Records supplied:
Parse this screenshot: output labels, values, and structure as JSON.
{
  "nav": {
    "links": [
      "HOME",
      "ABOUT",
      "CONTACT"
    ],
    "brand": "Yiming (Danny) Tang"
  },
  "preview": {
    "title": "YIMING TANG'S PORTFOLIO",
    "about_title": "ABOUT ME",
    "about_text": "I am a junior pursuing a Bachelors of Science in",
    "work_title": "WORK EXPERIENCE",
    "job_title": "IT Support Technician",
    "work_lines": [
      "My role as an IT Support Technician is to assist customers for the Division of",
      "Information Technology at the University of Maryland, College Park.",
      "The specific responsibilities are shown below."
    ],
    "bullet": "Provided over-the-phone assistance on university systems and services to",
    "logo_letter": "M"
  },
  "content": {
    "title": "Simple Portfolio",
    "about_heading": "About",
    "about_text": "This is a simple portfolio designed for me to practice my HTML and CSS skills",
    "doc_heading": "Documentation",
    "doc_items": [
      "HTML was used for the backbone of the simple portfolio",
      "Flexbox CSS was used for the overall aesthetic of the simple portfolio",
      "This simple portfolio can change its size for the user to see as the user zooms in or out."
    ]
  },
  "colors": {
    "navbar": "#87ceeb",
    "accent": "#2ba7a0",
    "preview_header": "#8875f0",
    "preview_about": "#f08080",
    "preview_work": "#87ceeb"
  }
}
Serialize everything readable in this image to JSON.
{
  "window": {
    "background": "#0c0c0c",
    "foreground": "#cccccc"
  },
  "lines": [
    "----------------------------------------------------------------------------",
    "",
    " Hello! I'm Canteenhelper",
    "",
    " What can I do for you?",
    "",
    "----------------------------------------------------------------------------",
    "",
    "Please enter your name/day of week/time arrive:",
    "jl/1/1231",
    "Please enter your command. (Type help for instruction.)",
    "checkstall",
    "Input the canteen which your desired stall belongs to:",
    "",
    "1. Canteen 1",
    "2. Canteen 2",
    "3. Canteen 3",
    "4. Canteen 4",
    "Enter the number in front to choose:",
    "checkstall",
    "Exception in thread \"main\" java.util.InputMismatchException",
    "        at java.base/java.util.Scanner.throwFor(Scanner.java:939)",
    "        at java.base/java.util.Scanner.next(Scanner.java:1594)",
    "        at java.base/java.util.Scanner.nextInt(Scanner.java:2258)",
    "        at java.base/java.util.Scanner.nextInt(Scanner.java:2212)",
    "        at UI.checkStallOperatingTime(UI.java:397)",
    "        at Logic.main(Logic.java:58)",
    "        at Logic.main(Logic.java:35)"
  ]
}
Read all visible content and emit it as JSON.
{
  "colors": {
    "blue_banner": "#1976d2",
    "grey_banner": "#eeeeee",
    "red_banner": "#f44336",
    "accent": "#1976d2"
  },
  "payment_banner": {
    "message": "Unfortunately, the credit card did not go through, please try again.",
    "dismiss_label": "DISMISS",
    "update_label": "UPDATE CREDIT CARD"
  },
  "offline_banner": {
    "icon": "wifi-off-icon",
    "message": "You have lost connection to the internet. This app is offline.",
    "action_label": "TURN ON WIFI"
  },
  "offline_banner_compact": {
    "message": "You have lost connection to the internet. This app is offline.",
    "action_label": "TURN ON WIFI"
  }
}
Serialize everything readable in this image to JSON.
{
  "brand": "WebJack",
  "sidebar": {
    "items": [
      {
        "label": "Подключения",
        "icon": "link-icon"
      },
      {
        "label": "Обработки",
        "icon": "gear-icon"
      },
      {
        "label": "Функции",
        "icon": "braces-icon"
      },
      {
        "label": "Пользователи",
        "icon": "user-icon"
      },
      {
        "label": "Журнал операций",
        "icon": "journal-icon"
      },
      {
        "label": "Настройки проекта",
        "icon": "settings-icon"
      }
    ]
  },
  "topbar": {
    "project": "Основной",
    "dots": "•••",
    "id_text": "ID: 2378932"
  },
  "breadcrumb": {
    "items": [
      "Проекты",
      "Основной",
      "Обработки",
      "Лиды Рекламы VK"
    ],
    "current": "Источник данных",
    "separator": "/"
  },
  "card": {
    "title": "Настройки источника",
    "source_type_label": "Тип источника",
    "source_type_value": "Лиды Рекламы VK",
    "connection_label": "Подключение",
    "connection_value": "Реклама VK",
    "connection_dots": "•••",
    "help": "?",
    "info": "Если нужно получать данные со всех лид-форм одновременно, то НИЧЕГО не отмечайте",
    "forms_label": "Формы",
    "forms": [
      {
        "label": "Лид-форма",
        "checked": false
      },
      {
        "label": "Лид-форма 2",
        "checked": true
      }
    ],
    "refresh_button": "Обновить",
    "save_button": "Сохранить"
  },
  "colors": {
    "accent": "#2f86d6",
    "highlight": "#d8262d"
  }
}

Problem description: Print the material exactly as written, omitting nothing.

Solution:
Parse this screenshot: output labels, values, and structure as JSON.
{
  "nav": {
    "links": [
      "HOME",
      "ABOUT",
      "CONTACT"
    ],
    "brand": "Yiming (Danny) Tang"
  },
  "preview": {
    "title": "YIMING TANG'S PORTFOLIO",
    "about_title": "ABOUT ME",
    "about_text": "I am a junior pursuing a Bachelors of Science in",
    "work_title": "WORK EXPERIENCE",
    "job_title": "IT Support Technician",
    "work_lines": [
      "My role as an IT Support Technician is to assist customers for the Division of",
      "Information Technology at the University of Maryland, College Park.",
      "The specific responsibilities are shown below."
    ],
    "bullet": "Provided over-the-phone assistance on university systems and services to",
    "logo_letter": "M"
  },
  "content": {
    "title": "Simple Portfolio",
    "about_heading": "About",
    "about_text": "This is a simple portfolio designed for me to practice my HTML and CSS skills",
    "doc_heading": "Documentation",
    "doc_items": [
      "HTML was used for the backbone of the simple portfolio",
      "Flexbox CSS was used for the overall aesthetic of the simple portfolio",
      "This simple portfolio can change its size for the user to see as the user zooms in or out."
    ]
  },
  "colors": {
    "navbar": "#87ceeb",
    "accent": "#2ba7a0",
    "preview_header": "#8875f0",
    "preview_about": "#f08080",
    "preview_work": "#87ceeb"
  }
}
Serialize everything readable in this image to JSON.
{
  "window": {
    "background": "#0c0c0c",
    "foreground": "#cccccc"
  },
  "lines": [
    "----------------------------------------------------------------------------",
    "",
    " Hello! I'm Canteenhelper",
    "",
    " What can I do for you?",
    "",
    "----------------------------------------------------------------------------",
    "",
    "Please enter your name/day of week/time arrive:",
    "jl/1/1231",
    "Please enter your command. (Type help for instruction.)",
    "checkstall",
    "Input the canteen which your desired stall belongs to:",
    "",
    "1. Canteen 1",
    "2. Canteen 2",
    "3. Canteen 3",
    "4. Canteen 4",
    "Enter the number in front to choose:",
    "checkstall",
    "Exception in thread \"main\" java.util.InputMismatchException",
    "        at java.base/java.util.Scanner.throwFor(Scanner.java:939)",
    "        at java.base/java.util.Scanner.next(Scanner.java:1594)",
    "        at java.base/java.util.Scanner.nextInt(Scanner.java:2258)",
    "        at java.base/java.util.Scanner.nextInt(Scanner.java:2212)",
    "        at UI.checkStallOperatingTime(UI.java:397)",
    "        at Logic.main(Logic.java:58)",
    "        at Logic.main(Logic.java:35)"
  ]
}
Read all visible content and emit it as JSON.
{
  "colors": {
    "blue_banner": "#1976d2",
    "grey_banner": "#eeeeee",
    "red_banner": "#f44336",
    "accent": "#1976d2"
  },
  "payment_banner": {
    "message": "Unfortunately, the credit card did not go through, please try again.",
    "dismiss_label": "DISMISS",
    "update_label": "UPDATE CREDIT CARD"
  },
  "offline_banner": {
    "icon": "wifi-off-icon",
    "message": "You have lost connection to the internet. This app is offline.",
    "action_label": "TURN ON WIFI"
  },
  "offline_banner_compact": {
    "message": "You have lost connection to the internet. This app is offline.",
    "action_label": "TURN ON WIFI"
  }
}
Serialize everything readable in this image to JSON.
{
  "brand": "WebJack",
  "sidebar": {
    "items": [
      {
        "label": "Подключения",
        "icon": "link-icon"
      },
      {
        "label": "Обработки",
        "icon": "gear-icon"
      },
      {
        "label": "Функции",
        "icon": "braces-icon"
      },
      {
        "label": "Пользователи",
        "icon": "user-icon"
      },
      {
        "label": "Журнал операций",
        "icon": "journal-icon"
      },
      {
        "label": "Настройки проекта",
        "icon": "settings-icon"
      }
    ]
  },
  "topbar": {
    "project": "Основной",
    "dots": "•••",
    "id_text": "ID: 2378932"
  },
  "breadcrumb": {
    "items": [
      "Проекты",
      "Основной",
      "Обработки",
      "Лиды Рекламы VK"
    ],
    "current": "Источник данных",
    "separator": "/"
  },
  "card": {
    "title": "Настройки источника",
    "source_type_label": "Тип источника",
    "source_type_value": "Лиды Рекламы VK",
    "connection_label": "Подключение",
    "connection_value": "Реклама VK",
    "connection_dots": "•••",
    "help": "?",
    "info": "Если нужно получать данные со всех лид-форм одновременно, то НИЧЕГО не отмечайте",
    "forms_label": "Формы",
    "forms": [
      {
        "label": "Лид-форма",
        "checked": false
      },
      {
        "label": "Лид-форма 2",
        "checked": true
      }
    ],
    "refresh_button": "Обновить",
    "save_button": "Сохранить"
  },
  "colors": {
    "accent": "#2f86d6",
    "highlight": "#d8262d"
  }
}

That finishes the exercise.